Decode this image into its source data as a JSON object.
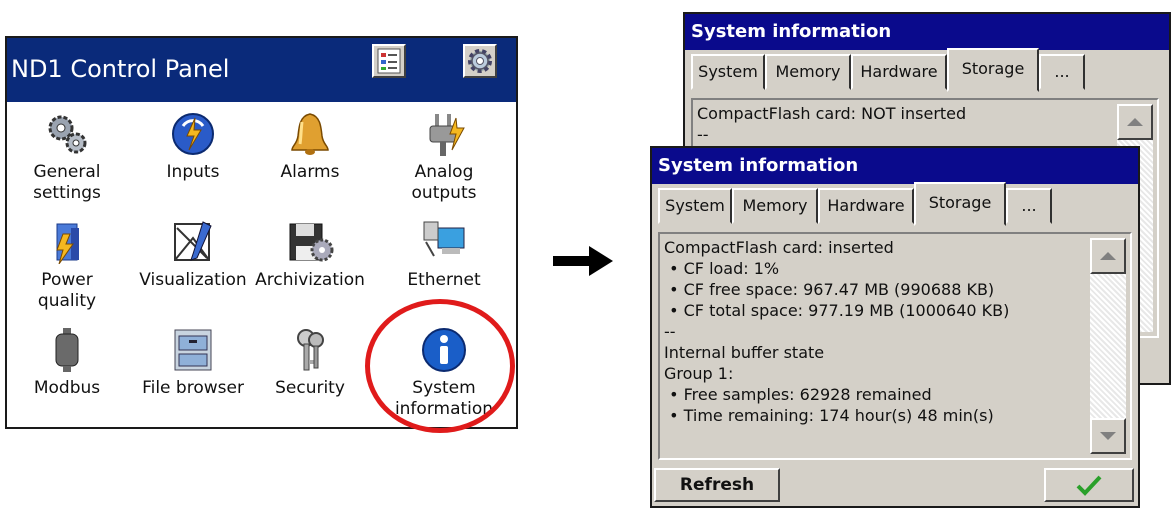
{
  "control_panel": {
    "title": "ND1 Control Panel",
    "items": [
      {
        "label1": "General",
        "label2": "settings",
        "icon": "gears-icon"
      },
      {
        "label1": "Inputs",
        "label2": "",
        "icon": "inputs-icon"
      },
      {
        "label1": "Alarms",
        "label2": "",
        "icon": "bell-icon"
      },
      {
        "label1": "Analog",
        "label2": "outputs",
        "icon": "plug-icon"
      },
      {
        "label1": "Power",
        "label2": "quality",
        "icon": "power-quality-icon"
      },
      {
        "label1": "Visualization",
        "label2": "",
        "icon": "visualization-icon"
      },
      {
        "label1": "Archivization",
        "label2": "",
        "icon": "floppy-gear-icon"
      },
      {
        "label1": "Ethernet",
        "label2": "",
        "icon": "network-icon"
      },
      {
        "label1": "Modbus",
        "label2": "",
        "icon": "modbus-icon"
      },
      {
        "label1": "File browser",
        "label2": "",
        "icon": "file-cabinet-icon"
      },
      {
        "label1": "Security",
        "label2": "",
        "icon": "keys-icon"
      },
      {
        "label1": "System",
        "label2": "information",
        "icon": "info-icon"
      }
    ]
  },
  "sysinfo_back": {
    "title": "System information",
    "tabs": [
      "System",
      "Memory",
      "Hardware",
      "Storage",
      "..."
    ],
    "active_tab": "Storage",
    "lines": [
      "CompactFlash card: NOT inserted",
      "--"
    ]
  },
  "sysinfo_front": {
    "title": "System information",
    "tabs": [
      "System",
      "Memory",
      "Hardware",
      "Storage",
      "..."
    ],
    "active_tab": "Storage",
    "lines": [
      "CompactFlash card: inserted",
      " • CF load: 1%",
      " • CF free space: 967.47 MB (990688 KB)",
      " • CF total space: 977.19 MB (1000640 KB)",
      "--",
      "Internal buffer state",
      "Group 1:",
      " • Free samples: 62928 remained",
      " • Time remaining: 174 hour(s) 48 min(s)"
    ],
    "refresh_label": "Refresh"
  },
  "colors": {
    "title_bar": "#0a2a7a",
    "window_title": "#0a0a8c",
    "highlight_ring": "#e01b1b",
    "face": "#d4d0c8"
  }
}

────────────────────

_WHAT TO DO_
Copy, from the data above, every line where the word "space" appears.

_SOLUTION BELOW_
      " • CF free space: 967.47 MB (990688 KB)",
      " • CF total space: 977.19 MB (1000640 KB)",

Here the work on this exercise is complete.